It was the end of a long day—the longest day of what was, for me, the longest week of the year. I usually endured the anniversary of the fire by checking out—in a diagonal sprawl across my large and demulcent bed, sleeping fifteen hours at a stretch in the embrace of an indecent number of pillows. But this year I had to sock away money, money for a house, money for a week on Cape Cod. So I needed to work. Luckily, even around the holidays, there was plenty of work for a medical illustrator: doctors putting finishing touches on the papers they would deliver at conferences in the new year, lawyers preparing for personal-injury cases they would try when they could get enough people in town to seat a jury. And yet interacting even with clients I knew well enough to call friends was like wearing a cardigan made from fishhooks.
By the time I put my keys into the seventeen or so locks Aunt Marie insisted we have—despite the fact that Angel and Frank, the doormen, had the combined weight and heft of a bulldozer—my spine was so stress-pressed that I must have shrunk two inches in height. No sooner did I get inside and collapse gratefully against the door for the first long breath I’d taken that day than my cell phone began to vibrate against my abdomen.
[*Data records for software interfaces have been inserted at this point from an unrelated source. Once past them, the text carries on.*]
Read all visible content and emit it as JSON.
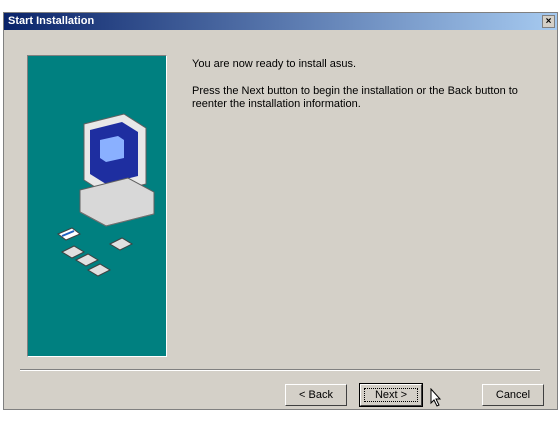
{
  "window": {
    "title": "Start Installation",
    "close_glyph": "×"
  },
  "content": {
    "line1": "You are now ready to install asus.",
    "line2": "Press the Next button to begin the installation or the Back button to reenter the installation information."
  },
  "buttons": {
    "back": "< Back",
    "next": "Next >",
    "cancel": "Cancel"
  },
  "icons": {
    "illustration": "computer-illustration",
    "cursor": "mouse-cursor-icon"
  }
}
I’d stashed it in the front pack I wore when I needed my hands fre
No, I thought.
No more people.
Days like today underscored what I already believed—that if humanity were a divine work of art, it would still be a work in progress.
I stepped around a dozen piles of clean clothes that I’d shucked and left arrayed around my living room in heaps, like cut-loose marionettes, then took out the phone and glanced at the message list. Four calls were from my aunt, who was leaving in the morning for England. All of them would say the same thing: Are you sure you’re going to be okay? Four more calls were from a number I didn’t know, and I was in no mood to blow off a solicitor. So I wrapped myself in my biggest cashmere blanket and slid back the heavy glass doors to my balcony. It was cold, well below freezing. The wind this far up bellowed off the lake. But I loved looking at other people’s lives as defined by their balconies. In summer, some people brought out barbecue grills and kegs, as though these eight-by-four concrete ledges were backyards. Some grew climbing roses and tomatoes in thick tubs. Tonight, the penthouse three floors above me had three lighted Christmas trees—pulsing madly, white, silver, and gold, to syncopated rhythm. Diagonally and a floor down, Santa’s sleigh sailed out from a space that wouldn’t have accommodated even two tiny reindeer, unless they really were the size of Jack Russell terriers.
And there it was! What I’d been anticipating for days.
This one person—directly across and two floors below—never let me down.
At Christmas, whoever lived there always spelled out a greeting across her porch rail—and always, always always, got it wrong. One year, it was MARRY XMAS. One year the lights read NOLE, NOLE. This year—perhaps the best ever—PEECE! I wanted to call my best friend, Kit, but she’d gone with her family to their cabin in Vermont for Christmas.